Kumbh Mela is attended by millions of people on a single day. The major event of the festival is a ritual bath at the banks of the rivers in each town. Other activities include religious discussions, devotional singing, mass feeding of holy men and women and the poor, and religious assemblies where doctrines are debated and standardized.
Kumbh Mela is the most sacred of all the pilgrimages. Thousands of holy men and women (monks, saints and sadhus) attend, and the auspiciousness of the festival is in part attributable to this. The sadhus are seen clad in saffron sheets with plenty of ashes and powder dabbed on their skin per the requirements of ancient traditions. Some called naga sanyasis may often be seen without any clothes even in severe winter, generally considered to live an extreme lifestyle.
After visiting the Kumbh Mela of 1895, Mark Twain wrote:
“It is wonderful, the power of a faith like that, that can make multitudes upon multitudes of the old and weak and the young and frail enter without hesitation or complaint upon such incredible journeys and endure the resultant miseries without repining. It is done in love, or it is done in fear; I do not know which it is. No matter what the impulse is, the act born of it is beyond imagination, marvelous to our kind of people, the cold whites.”
More at Wikipedia: Kumbh Mela
Few people realise the immensity of vacancy in which the dust of the material universe swims. – H. G. Wells
From The War of the Worlds
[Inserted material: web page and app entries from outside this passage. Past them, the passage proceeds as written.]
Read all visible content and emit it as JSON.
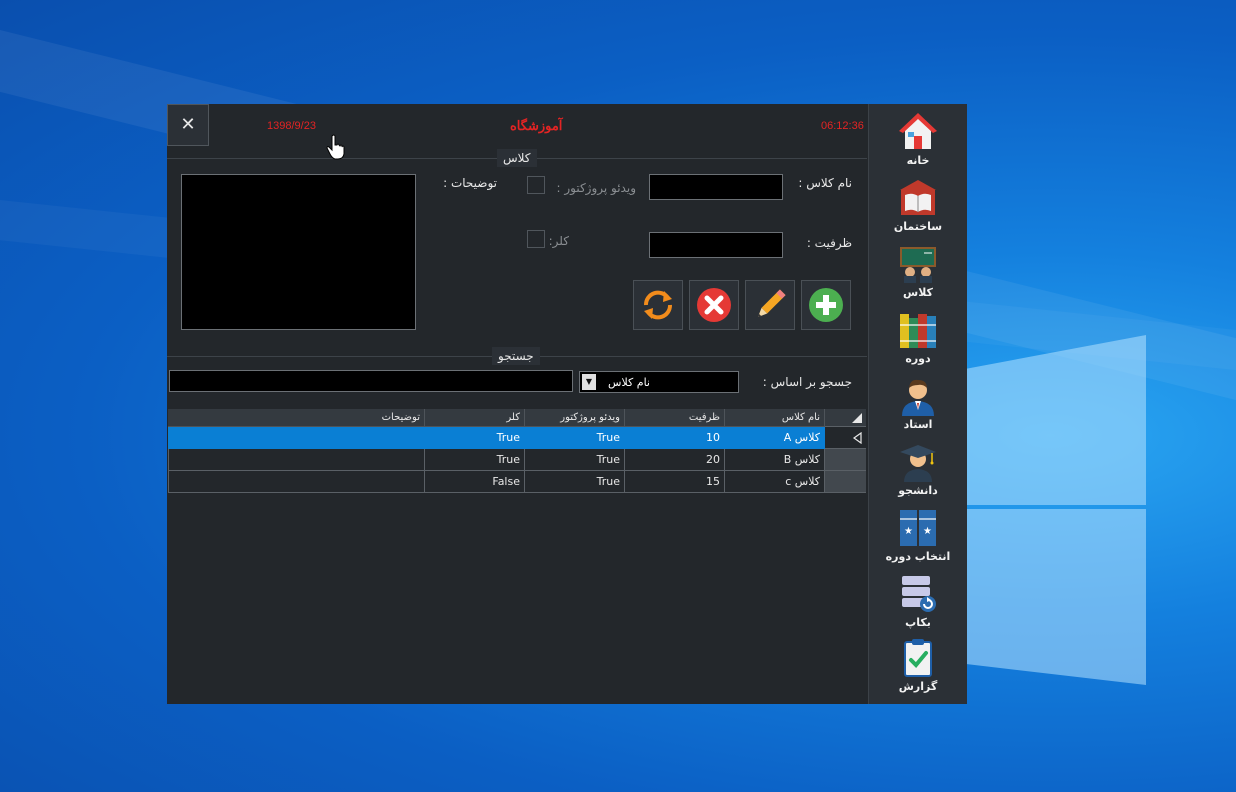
{
  "header": {
    "date": "1398/9/23",
    "title": "آموزشگاه",
    "time": "06:12:36",
    "close_label": "✕"
  },
  "class_group": {
    "title": "کلاس",
    "name_label": "نام کلاس :",
    "name_value": "",
    "capacity_label": "ظرفیت :",
    "capacity_value": "",
    "video_projector_label": "ویدئو  پروژکتور :",
    "color_label": "کلر:",
    "description_label": "توضیحات :",
    "description_value": ""
  },
  "actions": {
    "add": "add",
    "edit": "edit",
    "delete": "delete",
    "refresh": "refresh"
  },
  "search_group": {
    "title": "جستجو",
    "search_by_label": "جسجو بر اساس  :",
    "search_by_value": "نام کلاس",
    "search_value": ""
  },
  "table": {
    "columns": [
      "نام کلاس",
      "ظرفیت",
      "ویدئو پروژکتور",
      "کلر",
      "توضیحات"
    ],
    "rows": [
      [
        "کلاس A",
        "10",
        "True",
        "True",
        ""
      ],
      [
        "کلاس B",
        "20",
        "True",
        "True",
        ""
      ],
      [
        "کلاس c",
        "15",
        "True",
        "False",
        ""
      ]
    ],
    "selected_row": 0
  },
  "sidebar": {
    "items": [
      {
        "label": "خانه",
        "icon": "home-icon"
      },
      {
        "label": "ساختمان",
        "icon": "building-book-icon"
      },
      {
        "label": "کلاس",
        "icon": "classroom-icon"
      },
      {
        "label": "دوره",
        "icon": "books-icon"
      },
      {
        "label": "استاد",
        "icon": "teacher-icon"
      },
      {
        "label": "دانشجو",
        "icon": "student-icon"
      },
      {
        "label": "انتخاب دوره",
        "icon": "course-select-icon"
      },
      {
        "label": "بکاپ",
        "icon": "backup-icon"
      },
      {
        "label": "گزارش",
        "icon": "report-icon"
      }
    ]
  },
  "colors": {
    "header_red": "#e32424",
    "selection_blue": "#0a7fd4",
    "panel_dark": "#23272b",
    "sidebar_dark": "#2b3036"
  }
}
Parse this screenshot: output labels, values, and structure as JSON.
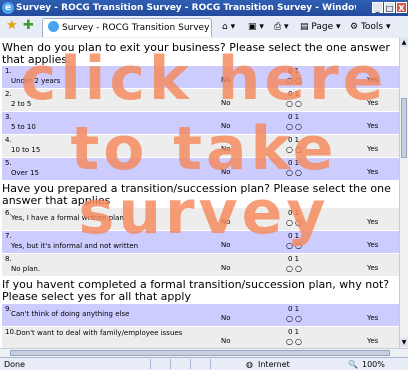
{
  "window": {
    "title": "Survey - ROCG Transition Survey - ROCG Transition Survey - Windows Internet Explorer",
    "min_glyph": "_",
    "max_glyph": "□",
    "close_glyph": "X"
  },
  "toolbar": {
    "tab_label": "Survey - ROCG Transition Survey - RO...",
    "page_label": "Page",
    "tools_label": "Tools"
  },
  "survey": {
    "questions": [
      {
        "text": "When do you plan to exit your business? Please select the one answer that applies.",
        "rows": [
          {
            "num": "1.",
            "label": "Under 2 years",
            "no": "No",
            "scale": "0 1",
            "yes": "Yes"
          },
          {
            "num": "2.",
            "label": "2 to 5",
            "no": "No",
            "scale": "0 1",
            "yes": "Yes"
          },
          {
            "num": "3.",
            "label": "5 to 10",
            "no": "No",
            "scale": "0 1",
            "yes": "Yes"
          },
          {
            "num": "4.",
            "label": "10 to 15",
            "no": "No",
            "scale": "0 1",
            "yes": "Yes"
          },
          {
            "num": "5.",
            "label": "Over 15",
            "no": "No",
            "scale": "0 1",
            "yes": "Yes"
          }
        ]
      },
      {
        "text": "Have you prepared a transition/succession plan? Please select the one answer that applies",
        "rows": [
          {
            "num": "6.",
            "label": "Yes, I have a formal written plan",
            "no": "No",
            "scale": "0 1",
            "yes": "Yes"
          },
          {
            "num": "7.",
            "label": "Yes, but it's informal and not written",
            "no": "No",
            "scale": "0 1",
            "yes": "Yes"
          },
          {
            "num": "8.",
            "label": "No plan.",
            "no": "No",
            "scale": "0 1",
            "yes": "Yes"
          }
        ]
      },
      {
        "text": "If you havent completed a formal transition/succession plan, why not? Please select yes for all that apply",
        "rows": [
          {
            "num": "9.",
            "label": "Can't think of doing anything else",
            "no": "No",
            "scale": "0 1",
            "yes": "Yes"
          },
          {
            "num": "10.",
            "label": "Don't want to deal with family/employee issues",
            "no": "No",
            "scale": "0 1",
            "yes": "Yes"
          }
        ]
      }
    ]
  },
  "overlay": {
    "line1": "click here",
    "line2": "to take",
    "line3": "survey"
  },
  "status": {
    "left": "Done",
    "zone": "Internet",
    "zoom": "100%"
  },
  "colors": {
    "row_blue": "#ccccff",
    "row_grey": "#ededed",
    "overlay": "#f5875a"
  }
}
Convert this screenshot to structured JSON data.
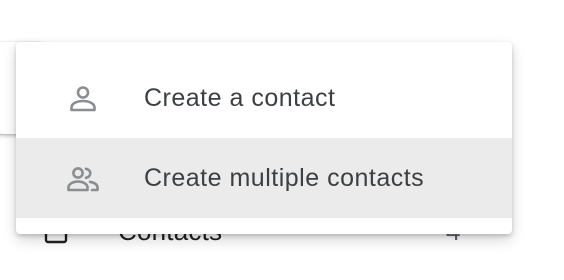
{
  "menu": {
    "items": [
      {
        "label": "Create a contact",
        "icon": "person-outline-icon"
      },
      {
        "label": "Create multiple contacts",
        "icon": "people-outline-icon",
        "highlighted": true
      }
    ]
  },
  "sidebar": {
    "contacts_label": "Contacts",
    "contacts_count": "4",
    "contacts_icon": "person-box-icon"
  },
  "colors": {
    "menu_text": "#3c4043",
    "icon": "#8a8d91",
    "hover_bg": "#ebebeb"
  }
}
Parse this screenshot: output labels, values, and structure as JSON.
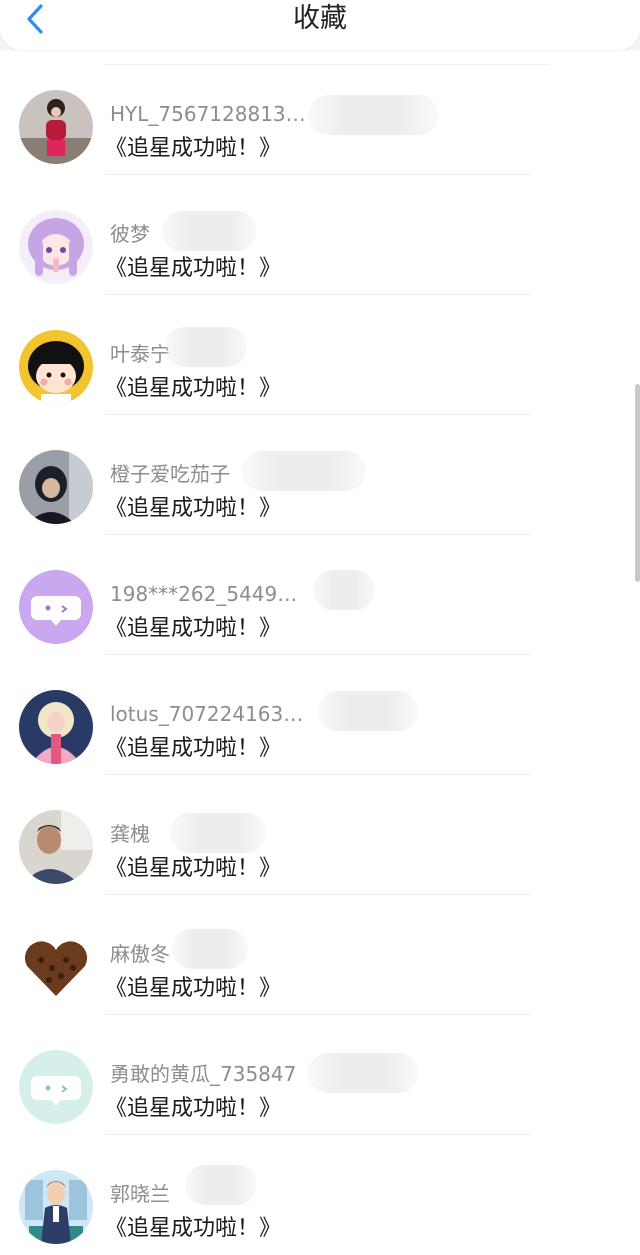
{
  "header": {
    "title": "收藏",
    "back_icon": "chevron-left-icon",
    "accent_color": "#2f8cf0"
  },
  "favorites": [
    {
      "name": "HYL_7567128813…",
      "message": "《追星成功啦！》",
      "avatar_icon": "photo-avatar-red-outfit-icon"
    },
    {
      "name": "彼梦",
      "message": "《追星成功啦！》",
      "avatar_icon": "anime-girl-avatar-icon"
    },
    {
      "name": "叶泰宁",
      "message": "《追星成功啦！》",
      "avatar_icon": "cartoon-girl-avatar-icon"
    },
    {
      "name": "橙子爱吃茄子",
      "message": "《追星成功啦！》",
      "avatar_icon": "photo-avatar-hoodie-icon"
    },
    {
      "name": "198***262_5449…",
      "message": "《追星成功啦！》",
      "avatar_icon": "default-chat-avatar-purple-icon"
    },
    {
      "name": "lotus_707224163…",
      "message": "《追星成功啦！》",
      "avatar_icon": "photo-avatar-pink-icon"
    },
    {
      "name": "龚槐",
      "message": "《追星成功啦！》",
      "avatar_icon": "photo-avatar-man-icon"
    },
    {
      "name": "麻傲冬",
      "message": "《追星成功啦！》",
      "avatar_icon": "coffee-heart-avatar-icon"
    },
    {
      "name": "勇敢的黄瓜_735847",
      "message": "《追星成功啦！》",
      "avatar_icon": "default-chat-avatar-mint-icon"
    },
    {
      "name": "郭晓兰",
      "message": "《追星成功啦！》",
      "avatar_icon": "cartoon-boy-avatar-icon"
    }
  ]
}
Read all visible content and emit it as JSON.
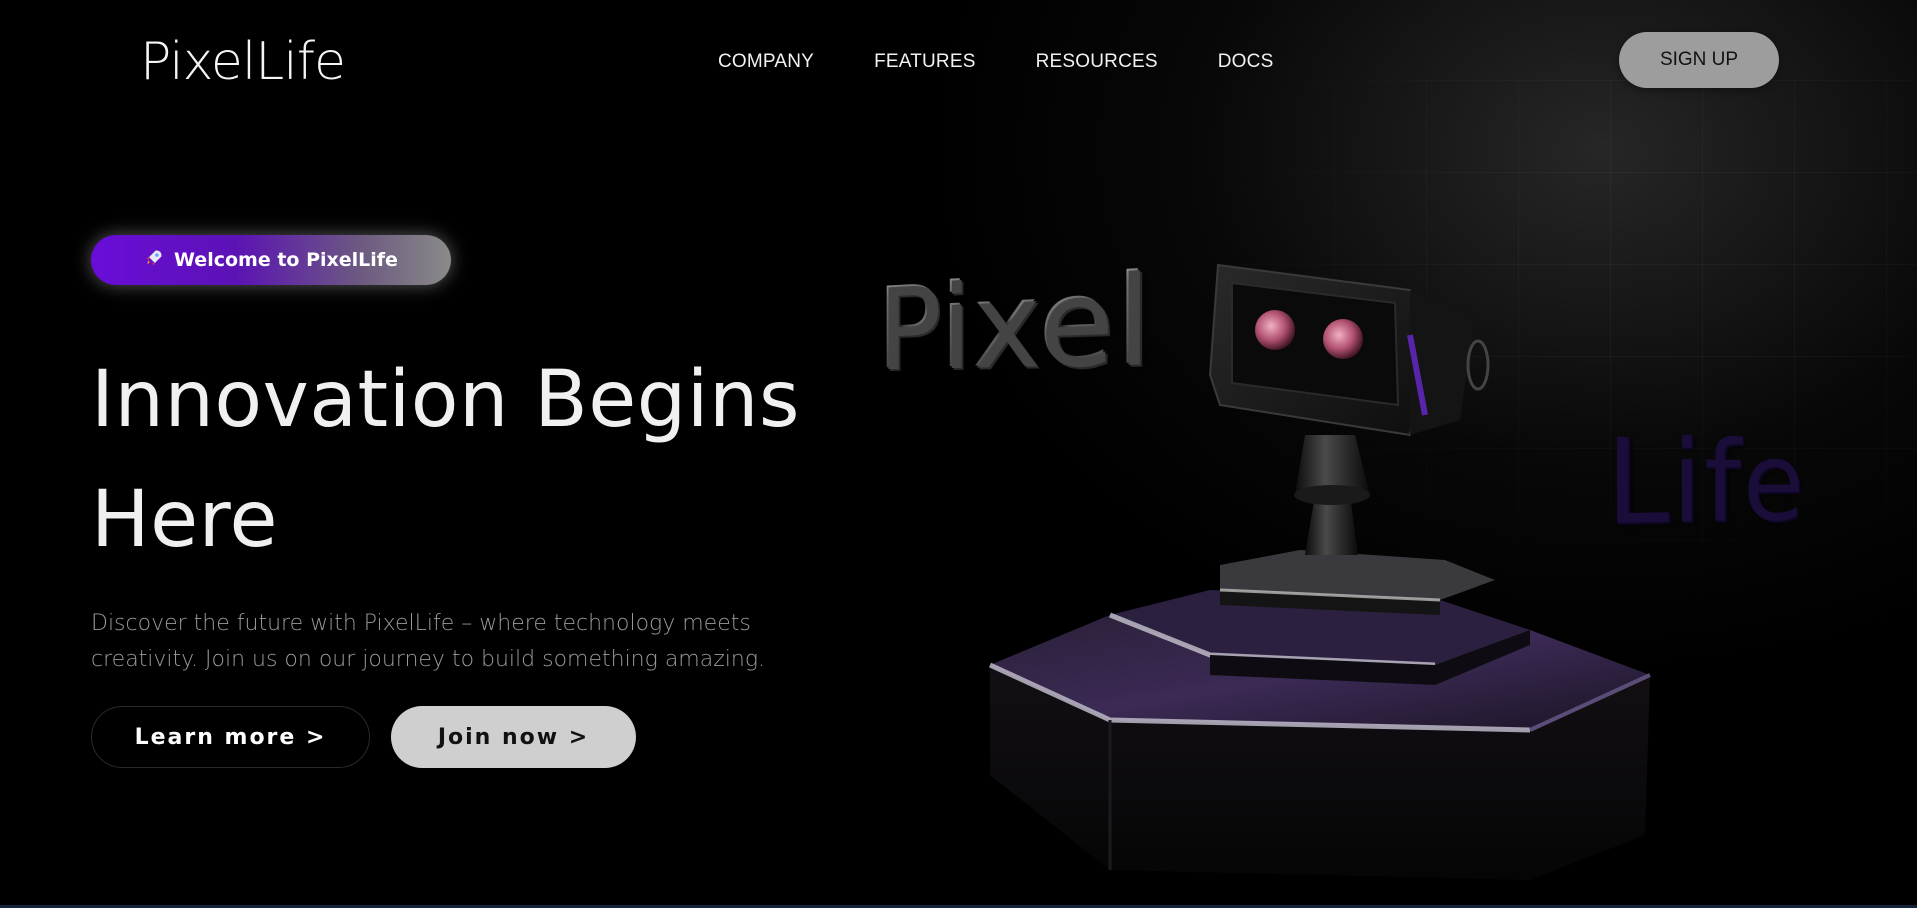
{
  "header": {
    "logo": "PixelLife",
    "nav": [
      "COMPANY",
      "FEATURES",
      "RESOURCES",
      "DOCS"
    ],
    "signup_label": "SIGN UP"
  },
  "hero": {
    "badge_icon": "rocket-icon",
    "badge_label": "Welcome to PixelLife",
    "headline_line1": "Innovation Begins",
    "headline_line2": "Here",
    "description": "Discover the future with PixelLife – where technology meets creativity. Join us on our journey to build something amazing.",
    "learn_more_label": "Learn more >",
    "join_now_label": "Join now >"
  },
  "illustration": {
    "word1": "Pixel",
    "word2": "Life"
  },
  "colors": {
    "accent_purple": "#6a0dd9",
    "signup_bg": "#9d9d9d",
    "join_bg": "#cfcfcf",
    "background": "#000000"
  }
}
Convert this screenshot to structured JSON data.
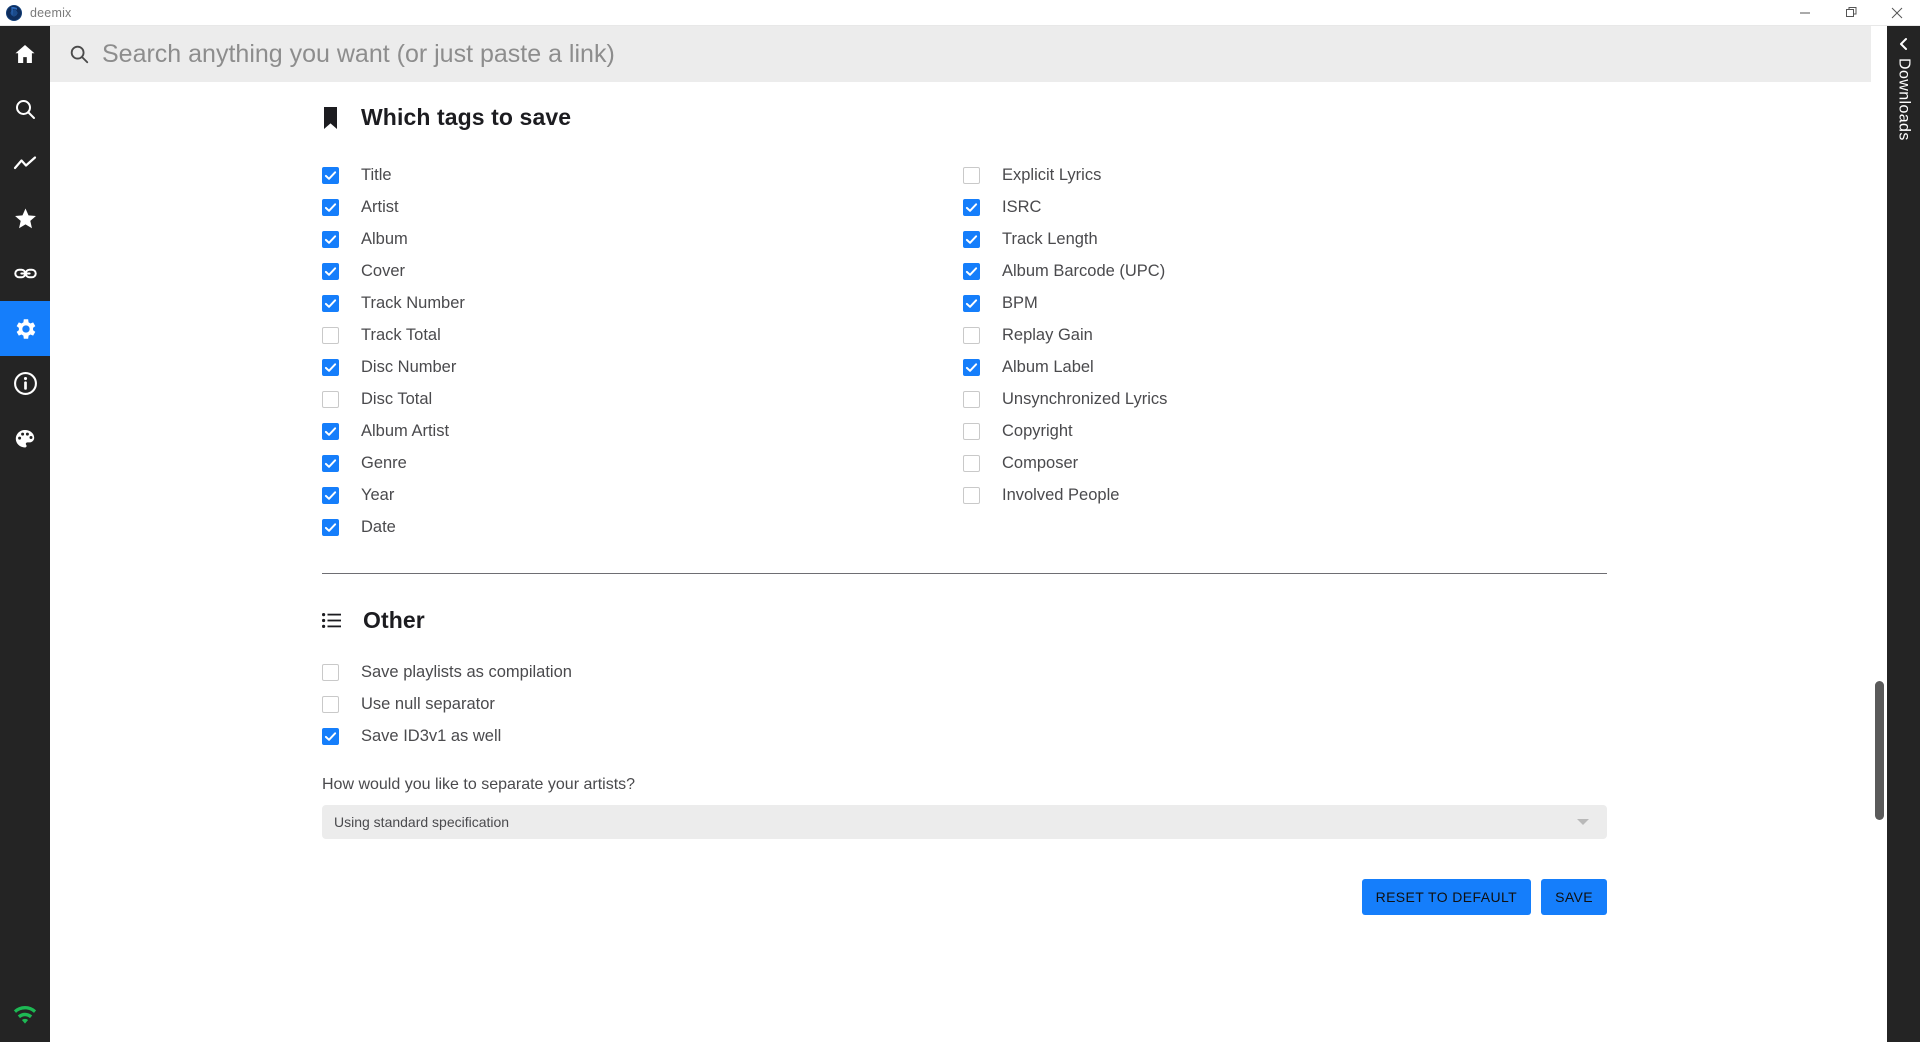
{
  "window": {
    "app_title": "deemix",
    "app_icon": "deemix-logo-icon",
    "controls": {
      "minimize": "minimize-icon",
      "maximize": "maximize-icon",
      "close": "close-icon"
    }
  },
  "search": {
    "icon": "search-icon",
    "placeholder": "Search anything you want (or just paste a link)",
    "value": ""
  },
  "sidebar": {
    "items": [
      {
        "icon": "home-icon",
        "name": "home",
        "active": false
      },
      {
        "icon": "search-icon",
        "name": "search",
        "active": false
      },
      {
        "icon": "chart-line-icon",
        "name": "charts",
        "active": false
      },
      {
        "icon": "star-icon",
        "name": "favorites",
        "active": false
      },
      {
        "icon": "link-icon",
        "name": "links",
        "active": false
      },
      {
        "icon": "gear-icon",
        "name": "settings",
        "active": true
      },
      {
        "icon": "info-icon",
        "name": "about",
        "active": false
      },
      {
        "icon": "palette-icon",
        "name": "themes",
        "active": false
      }
    ],
    "status": {
      "icon": "wifi-icon",
      "color": "#1db954"
    }
  },
  "downloads_drawer": {
    "label": "Downloads",
    "chevron": "chevron-left-icon"
  },
  "tags_section": {
    "icon": "bookmark-icon",
    "title": "Which tags to save",
    "left_column": [
      {
        "label": "Title",
        "checked": true
      },
      {
        "label": "Artist",
        "checked": true
      },
      {
        "label": "Album",
        "checked": true
      },
      {
        "label": "Cover",
        "checked": true
      },
      {
        "label": "Track Number",
        "checked": true
      },
      {
        "label": "Track Total",
        "checked": false
      },
      {
        "label": "Disc Number",
        "checked": true
      },
      {
        "label": "Disc Total",
        "checked": false
      },
      {
        "label": "Album Artist",
        "checked": true
      },
      {
        "label": "Genre",
        "checked": true
      },
      {
        "label": "Year",
        "checked": true
      },
      {
        "label": "Date",
        "checked": true
      }
    ],
    "right_column": [
      {
        "label": "Explicit Lyrics",
        "checked": false
      },
      {
        "label": "ISRC",
        "checked": true
      },
      {
        "label": "Track Length",
        "checked": true
      },
      {
        "label": "Album Barcode (UPC)",
        "checked": true
      },
      {
        "label": "BPM",
        "checked": true
      },
      {
        "label": "Replay Gain",
        "checked": false
      },
      {
        "label": "Album Label",
        "checked": true
      },
      {
        "label": "Unsynchronized Lyrics",
        "checked": false
      },
      {
        "label": "Copyright",
        "checked": false
      },
      {
        "label": "Composer",
        "checked": false
      },
      {
        "label": "Involved People",
        "checked": false
      }
    ]
  },
  "other_section": {
    "icon": "list-icon",
    "title": "Other",
    "options": [
      {
        "label": "Save playlists as compilation",
        "checked": false
      },
      {
        "label": "Use null separator",
        "checked": false
      },
      {
        "label": "Save ID3v1 as well",
        "checked": true
      }
    ],
    "artist_separator": {
      "label": "How would you like to separate your artists?",
      "value": "Using standard specification",
      "arrow": "chevron-down-icon"
    }
  },
  "footer": {
    "reset_label": "RESET TO DEFAULT",
    "save_label": "SAVE"
  },
  "colors": {
    "accent": "#157efb",
    "sidebar_bg": "#242424",
    "searchbar_bg": "#ececec",
    "status_green": "#1db954"
  }
}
I am an expert. I have sliced off thumb tips and fingernails. I have shaved paper-thin wafers of my knuckle and buried a breaking/cimeter knife an inch and a half into my forearm. If it weren’t for the stainless steel chainmail “butcher bra” that Josh from Fleisher’s bought me for Christmas last year, I might not be alive to write this essay, having perhaps bled out from one of the many horrible chest wounds averted by its Mithril magic.
How to Wield a Knife – The Atlantic Food Channel. (Via kottke.org)
“He had had the boudoir walls covered with bright red tapestry and all round the room he had hung ebony-framed prints by Jan Luyken , an old Dutch engraver who was almost unknown in France.
He possessed a whole series of studies by this artist in lugubrious fantasy and ferocious cruelty: his Religious Persecutions, a collection of appaling plates displaying all the tortures which religious fanaticism has invented, revealing all the agonizing varieties of human suffering – bodies roasted over braziers, heads scalped with swords, trepanned with nails, lacerated with saws, bowels taken out of the belly and wound onto bobbins, finger-nails slowly removed with pincers, eyes put out, eye lids pinned back, limbs dislocated and carefully broken, bones laid bare and scraped for hours with knives.
These pictures, full of abominable fancies, reeking of burnt flesh, echoing with screams and curses, made Des Esseintes’ flesh creep whenever he went into the red boudoir, and he remained rooted to the spot, choking with horror.
“Under the microscope, I found that snowflakes were miracles of beauty; and it seemed a shame that this beauty should not be seen and appreciated by others. Every crystal was a masterpiece of design and no one design was ever repeated., When a snowflake melted, that design was forever lost. Just that much beauty was gone, without leaving any record behind.” ~ Wilson “Snowflake” Bentley 1925